Element data from apps and pages:
* * * * * * *
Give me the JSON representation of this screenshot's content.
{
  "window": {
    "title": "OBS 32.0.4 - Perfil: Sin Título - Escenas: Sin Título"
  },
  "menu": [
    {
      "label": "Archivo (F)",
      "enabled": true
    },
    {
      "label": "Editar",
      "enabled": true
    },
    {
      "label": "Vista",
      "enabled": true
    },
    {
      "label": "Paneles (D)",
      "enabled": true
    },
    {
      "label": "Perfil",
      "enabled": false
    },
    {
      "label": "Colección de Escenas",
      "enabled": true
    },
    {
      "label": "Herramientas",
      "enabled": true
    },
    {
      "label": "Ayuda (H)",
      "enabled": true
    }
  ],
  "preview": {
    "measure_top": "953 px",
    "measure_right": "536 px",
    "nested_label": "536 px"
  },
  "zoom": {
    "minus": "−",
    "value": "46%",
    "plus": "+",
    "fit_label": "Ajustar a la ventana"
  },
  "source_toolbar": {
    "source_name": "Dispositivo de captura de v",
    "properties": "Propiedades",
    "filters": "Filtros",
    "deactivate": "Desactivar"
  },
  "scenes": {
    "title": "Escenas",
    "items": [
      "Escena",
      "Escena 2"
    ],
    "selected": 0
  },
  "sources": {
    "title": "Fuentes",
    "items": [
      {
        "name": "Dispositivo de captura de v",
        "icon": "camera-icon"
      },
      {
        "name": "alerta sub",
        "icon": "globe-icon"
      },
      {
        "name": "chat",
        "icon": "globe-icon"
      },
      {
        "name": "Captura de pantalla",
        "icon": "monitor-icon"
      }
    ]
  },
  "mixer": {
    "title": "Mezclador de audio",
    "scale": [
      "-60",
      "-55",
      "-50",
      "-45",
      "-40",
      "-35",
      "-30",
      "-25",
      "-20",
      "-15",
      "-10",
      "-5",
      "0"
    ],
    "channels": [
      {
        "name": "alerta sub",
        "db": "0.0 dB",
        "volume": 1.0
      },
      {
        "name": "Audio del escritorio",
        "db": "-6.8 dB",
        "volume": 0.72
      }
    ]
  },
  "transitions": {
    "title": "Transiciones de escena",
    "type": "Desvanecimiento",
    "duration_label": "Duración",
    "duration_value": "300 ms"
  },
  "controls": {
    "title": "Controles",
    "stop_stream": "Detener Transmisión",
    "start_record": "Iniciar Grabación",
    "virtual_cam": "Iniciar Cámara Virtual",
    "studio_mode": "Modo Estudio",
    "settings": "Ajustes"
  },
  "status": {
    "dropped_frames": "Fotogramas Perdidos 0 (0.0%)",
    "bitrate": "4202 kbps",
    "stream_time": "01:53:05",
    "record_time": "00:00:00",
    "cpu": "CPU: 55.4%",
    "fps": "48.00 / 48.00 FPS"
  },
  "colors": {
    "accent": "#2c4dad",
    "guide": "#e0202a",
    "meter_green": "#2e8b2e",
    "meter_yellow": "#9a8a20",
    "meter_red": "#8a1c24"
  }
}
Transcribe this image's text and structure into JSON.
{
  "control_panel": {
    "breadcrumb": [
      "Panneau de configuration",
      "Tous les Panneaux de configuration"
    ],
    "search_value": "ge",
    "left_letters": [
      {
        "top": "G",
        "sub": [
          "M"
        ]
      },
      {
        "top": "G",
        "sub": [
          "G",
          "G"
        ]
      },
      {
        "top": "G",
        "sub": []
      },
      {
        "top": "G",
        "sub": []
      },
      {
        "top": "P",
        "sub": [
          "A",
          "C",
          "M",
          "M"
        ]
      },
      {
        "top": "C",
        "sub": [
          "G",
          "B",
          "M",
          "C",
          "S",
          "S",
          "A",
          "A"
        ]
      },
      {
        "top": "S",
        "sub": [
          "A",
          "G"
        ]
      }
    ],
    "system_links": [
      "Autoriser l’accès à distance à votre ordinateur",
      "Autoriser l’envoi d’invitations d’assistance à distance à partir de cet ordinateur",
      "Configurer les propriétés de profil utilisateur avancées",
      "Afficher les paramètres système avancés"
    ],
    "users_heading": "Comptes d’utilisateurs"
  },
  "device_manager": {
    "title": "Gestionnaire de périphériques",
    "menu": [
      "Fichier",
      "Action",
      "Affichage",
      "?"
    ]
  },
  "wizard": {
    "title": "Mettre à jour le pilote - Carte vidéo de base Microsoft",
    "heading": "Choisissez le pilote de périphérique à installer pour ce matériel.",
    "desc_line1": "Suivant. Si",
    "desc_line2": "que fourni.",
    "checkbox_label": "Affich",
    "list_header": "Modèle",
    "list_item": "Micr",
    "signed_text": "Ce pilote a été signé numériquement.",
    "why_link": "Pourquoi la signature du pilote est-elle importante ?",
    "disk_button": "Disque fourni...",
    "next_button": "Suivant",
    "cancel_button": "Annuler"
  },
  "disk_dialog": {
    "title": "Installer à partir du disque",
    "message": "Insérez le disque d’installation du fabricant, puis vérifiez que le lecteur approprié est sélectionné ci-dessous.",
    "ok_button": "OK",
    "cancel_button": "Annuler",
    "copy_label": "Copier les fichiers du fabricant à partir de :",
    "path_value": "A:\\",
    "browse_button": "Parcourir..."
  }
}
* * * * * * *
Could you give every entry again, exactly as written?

(Solution below)
Give me the JSON representation of this screenshot's content.
{
  "window": {
    "title": "OBS 32.0.4 - Perfil: Sin Título - Escenas: Sin Título"
  },
  "menu": [
    {
      "label": "Archivo (F)",
      "enabled": true
    },
    {
      "label": "Editar",
      "enabled": true
    },
    {
      "label": "Vista",
      "enabled": true
    },
    {
      "label": "Paneles (D)",
      "enabled": true
    },
    {
      "label": "Perfil",
      "enabled": false
    },
    {
      "label": "Colección de Escenas",
      "enabled": true
    },
    {
      "label": "Herramientas",
      "enabled": true
    },
    {
      "label": "Ayuda (H)",
      "enabled": true
    }
  ],
  "preview": {
    "measure_top": "953 px",
    "measure_right": "536 px",
    "nested_label": "536 px"
  },
  "zoom": {
    "minus": "−",
    "value": "46%",
    "plus": "+",
    "fit_label": "Ajustar a la ventana"
  },
  "source_toolbar": {
    "source_name": "Dispositivo de captura de v",
    "properties": "Propiedades",
    "filters": "Filtros",
    "deactivate": "Desactivar"
  },
  "scenes": {
    "title": "Escenas",
    "items": [
      "Escena",
      "Escena 2"
    ],
    "selected": 0
  },
  "sources": {
    "title": "Fuentes",
    "items": [
      {
        "name": "Dispositivo de captura de v",
        "icon": "camera-icon"
      },
      {
        "name": "alerta sub",
        "icon": "globe-icon"
      },
      {
        "name": "chat",
        "icon": "globe-icon"
      },
      {
        "name": "Captura de pantalla",
        "icon": "monitor-icon"
      }
    ]
  },
  "mixer": {
    "title": "Mezclador de audio",
    "scale": [
      "-60",
      "-55",
      "-50",
      "-45",
      "-40",
      "-35",
      "-30",
      "-25",
      "-20",
      "-15",
      "-10",
      "-5",
      "0"
    ],
    "channels": [
      {
        "name": "alerta sub",
        "db": "0.0 dB",
        "volume": 1.0
      },
      {
        "name": "Audio del escritorio",
        "db": "-6.8 dB",
        "volume": 0.72
      }
    ]
  },
  "transitions": {
    "title": "Transiciones de escena",
    "type": "Desvanecimiento",
    "duration_label": "Duración",
    "duration_value": "300 ms"
  },
  "controls": {
    "title": "Controles",
    "stop_stream": "Detener Transmisión",
    "start_record": "Iniciar Grabación",
    "virtual_cam": "Iniciar Cámara Virtual",
    "studio_mode": "Modo Estudio",
    "settings": "Ajustes"
  },
  "status": {
    "dropped_frames": "Fotogramas Perdidos 0 (0.0%)",
    "bitrate": "4202 kbps",
    "stream_time": "01:53:05",
    "record_time": "00:00:00",
    "cpu": "CPU: 55.4%",
    "fps": "48.00 / 48.00 FPS"
  },
  "colors": {
    "accent": "#2c4dad",
    "guide": "#e0202a",
    "meter_green": "#2e8b2e",
    "meter_yellow": "#9a8a20",
    "meter_red": "#8a1c24"
  }
}
Transcribe this image's text and structure into JSON.
{
  "control_panel": {
    "breadcrumb": [
      "Panneau de configuration",
      "Tous les Panneaux de configuration"
    ],
    "search_value": "ge",
    "left_letters": [
      {
        "top": "G",
        "sub": [
          "M"
        ]
      },
      {
        "top": "G",
        "sub": [
          "G",
          "G"
        ]
      },
      {
        "top": "G",
        "sub": []
      },
      {
        "top": "G",
        "sub": []
      },
      {
        "top": "P",
        "sub": [
          "A",
          "C",
          "M",
          "M"
        ]
      },
      {
        "top": "C",
        "sub": [
          "G",
          "B",
          "M",
          "C",
          "S",
          "S",
          "A",
          "A"
        ]
      },
      {
        "top": "S",
        "sub": [
          "A",
          "G"
        ]
      }
    ],
    "system_links": [
      "Autoriser l’accès à distance à votre ordinateur",
      "Autoriser l’envoi d’invitations d’assistance à distance à partir de cet ordinateur",
      "Configurer les propriétés de profil utilisateur avancées",
      "Afficher les paramètres système avancés"
    ],
    "users_heading": "Comptes d’utilisateurs"
  },
  "device_manager": {
    "title": "Gestionnaire de périphériques",
    "menu": [
      "Fichier",
      "Action",
      "Affichage",
      "?"
    ]
  },
  "wizard": {
    "title": "Mettre à jour le pilote - Carte vidéo de base Microsoft",
    "heading": "Choisissez le pilote de périphérique à installer pour ce matériel.",
    "desc_line1": "Suivant. Si",
    "desc_line2": "que fourni.",
    "checkbox_label": "Affich",
    "list_header": "Modèle",
    "list_item": "Micr",
    "signed_text": "Ce pilote a été signé numériquement.",
    "why_link": "Pourquoi la signature du pilote est-elle importante ?",
    "disk_button": "Disque fourni...",
    "next_button": "Suivant",
    "cancel_button": "Annuler"
  },
  "disk_dialog": {
    "title": "Installer à partir du disque",
    "message": "Insérez le disque d’installation du fabricant, puis vérifiez que le lecteur approprié est sélectionné ci-dessous.",
    "ok_button": "OK",
    "cancel_button": "Annuler",
    "copy_label": "Copier les fichiers du fabricant à partir de :",
    "path_value": "A:\\",
    "browse_button": "Parcourir..."
  }
}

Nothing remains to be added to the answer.